Every line containing the string "units" is to be copied from the records.
*** Given information Section Begins ***
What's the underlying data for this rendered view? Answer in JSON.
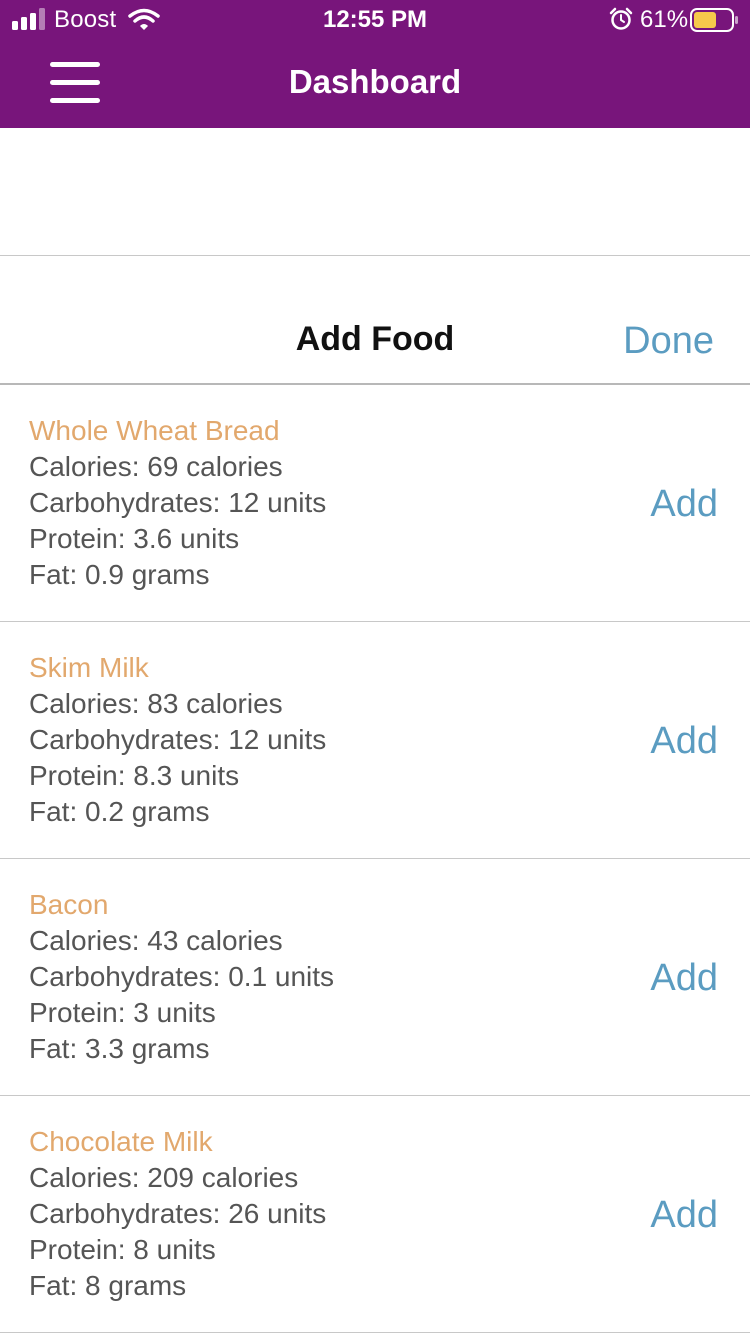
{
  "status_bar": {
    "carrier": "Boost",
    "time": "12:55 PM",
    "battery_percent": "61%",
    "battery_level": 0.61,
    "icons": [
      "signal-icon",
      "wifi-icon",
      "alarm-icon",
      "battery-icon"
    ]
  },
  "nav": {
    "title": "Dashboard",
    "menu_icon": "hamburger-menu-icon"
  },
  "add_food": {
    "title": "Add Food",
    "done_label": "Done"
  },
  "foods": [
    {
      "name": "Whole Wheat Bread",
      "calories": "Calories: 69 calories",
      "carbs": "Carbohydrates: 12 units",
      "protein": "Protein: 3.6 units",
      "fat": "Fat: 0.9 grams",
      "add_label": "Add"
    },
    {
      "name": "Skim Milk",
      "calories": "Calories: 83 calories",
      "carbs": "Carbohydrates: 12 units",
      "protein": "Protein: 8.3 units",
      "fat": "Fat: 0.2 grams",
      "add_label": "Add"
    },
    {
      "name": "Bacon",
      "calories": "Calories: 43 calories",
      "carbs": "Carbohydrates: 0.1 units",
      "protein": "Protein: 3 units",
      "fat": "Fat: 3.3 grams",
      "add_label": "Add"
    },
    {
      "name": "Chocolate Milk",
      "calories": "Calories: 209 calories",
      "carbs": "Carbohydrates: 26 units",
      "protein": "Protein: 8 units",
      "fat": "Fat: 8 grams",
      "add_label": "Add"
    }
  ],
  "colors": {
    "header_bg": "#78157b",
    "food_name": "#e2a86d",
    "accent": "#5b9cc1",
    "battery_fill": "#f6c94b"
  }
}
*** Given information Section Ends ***
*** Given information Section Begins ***
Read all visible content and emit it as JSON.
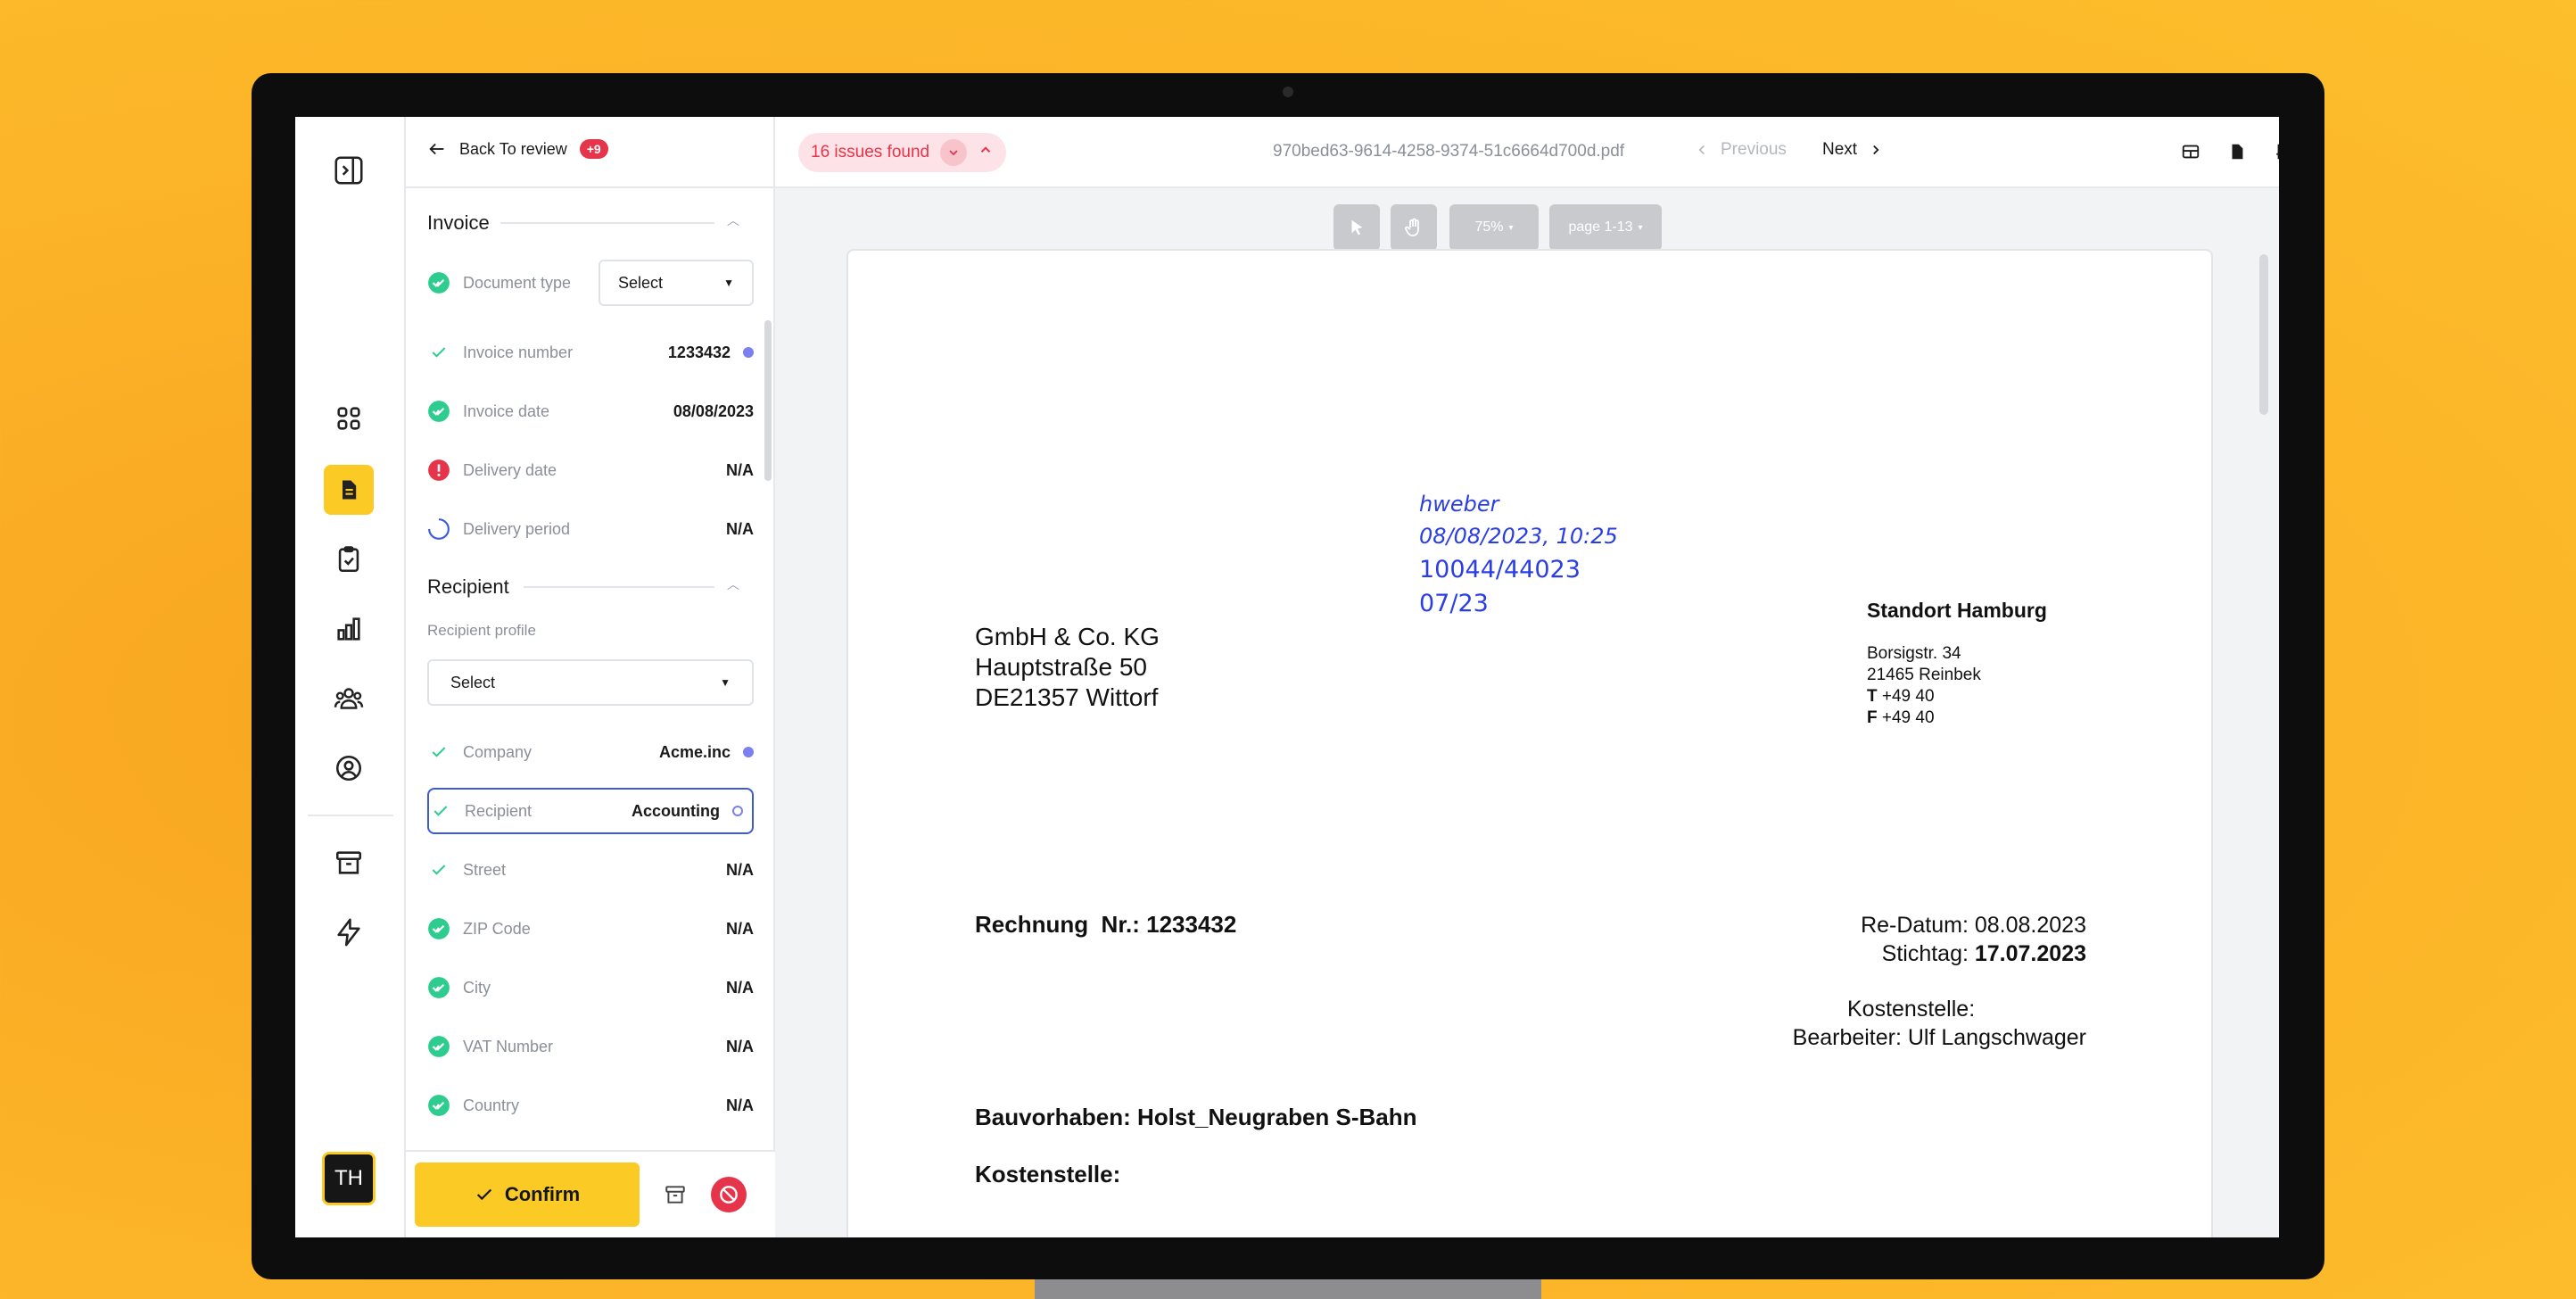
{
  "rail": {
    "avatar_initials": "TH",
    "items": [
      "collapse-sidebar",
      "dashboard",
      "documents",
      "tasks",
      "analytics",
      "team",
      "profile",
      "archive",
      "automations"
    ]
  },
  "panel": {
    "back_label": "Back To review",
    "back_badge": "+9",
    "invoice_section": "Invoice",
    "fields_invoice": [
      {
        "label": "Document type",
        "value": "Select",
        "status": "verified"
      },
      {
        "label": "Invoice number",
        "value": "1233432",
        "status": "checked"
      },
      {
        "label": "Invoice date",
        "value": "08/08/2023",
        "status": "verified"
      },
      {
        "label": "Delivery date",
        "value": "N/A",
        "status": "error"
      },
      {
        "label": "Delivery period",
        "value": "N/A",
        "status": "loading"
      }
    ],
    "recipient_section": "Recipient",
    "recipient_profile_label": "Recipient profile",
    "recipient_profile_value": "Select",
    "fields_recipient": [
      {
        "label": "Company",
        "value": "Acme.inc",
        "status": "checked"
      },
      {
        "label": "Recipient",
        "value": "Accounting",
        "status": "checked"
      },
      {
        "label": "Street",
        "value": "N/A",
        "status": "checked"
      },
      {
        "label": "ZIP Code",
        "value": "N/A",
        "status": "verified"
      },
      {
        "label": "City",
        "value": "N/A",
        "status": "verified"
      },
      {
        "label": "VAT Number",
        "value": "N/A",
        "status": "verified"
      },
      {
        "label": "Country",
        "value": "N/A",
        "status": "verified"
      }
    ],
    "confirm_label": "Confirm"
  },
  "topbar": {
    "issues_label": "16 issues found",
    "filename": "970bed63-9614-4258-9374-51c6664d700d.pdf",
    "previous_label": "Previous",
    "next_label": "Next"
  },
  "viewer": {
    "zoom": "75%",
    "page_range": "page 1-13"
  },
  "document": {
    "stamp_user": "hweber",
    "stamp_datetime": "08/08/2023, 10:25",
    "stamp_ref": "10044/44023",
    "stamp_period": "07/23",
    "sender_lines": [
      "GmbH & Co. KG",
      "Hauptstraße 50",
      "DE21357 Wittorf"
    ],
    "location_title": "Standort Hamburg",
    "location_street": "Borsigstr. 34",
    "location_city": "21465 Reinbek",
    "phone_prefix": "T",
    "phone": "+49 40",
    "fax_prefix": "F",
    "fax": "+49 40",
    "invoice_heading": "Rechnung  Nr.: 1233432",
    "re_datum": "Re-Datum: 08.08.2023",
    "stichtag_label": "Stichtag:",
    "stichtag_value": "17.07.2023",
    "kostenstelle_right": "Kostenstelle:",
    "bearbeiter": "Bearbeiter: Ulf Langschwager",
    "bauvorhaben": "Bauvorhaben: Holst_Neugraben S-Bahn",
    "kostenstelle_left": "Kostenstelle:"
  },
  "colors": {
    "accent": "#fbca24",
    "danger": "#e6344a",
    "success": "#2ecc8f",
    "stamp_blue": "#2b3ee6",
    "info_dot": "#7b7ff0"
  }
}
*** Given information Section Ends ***
Answer to the exercise:
      "carbs": "Carbohydrates: 12 units",
      "protein": "Protein: 3.6 units",
      "carbs": "Carbohydrates: 12 units",
      "protein": "Protein: 8.3 units",
      "carbs": "Carbohydrates: 0.1 units",
      "protein": "Protein: 3 units",
      "carbs": "Carbohydrates: 26 units",
      "protein": "Protein: 8 units",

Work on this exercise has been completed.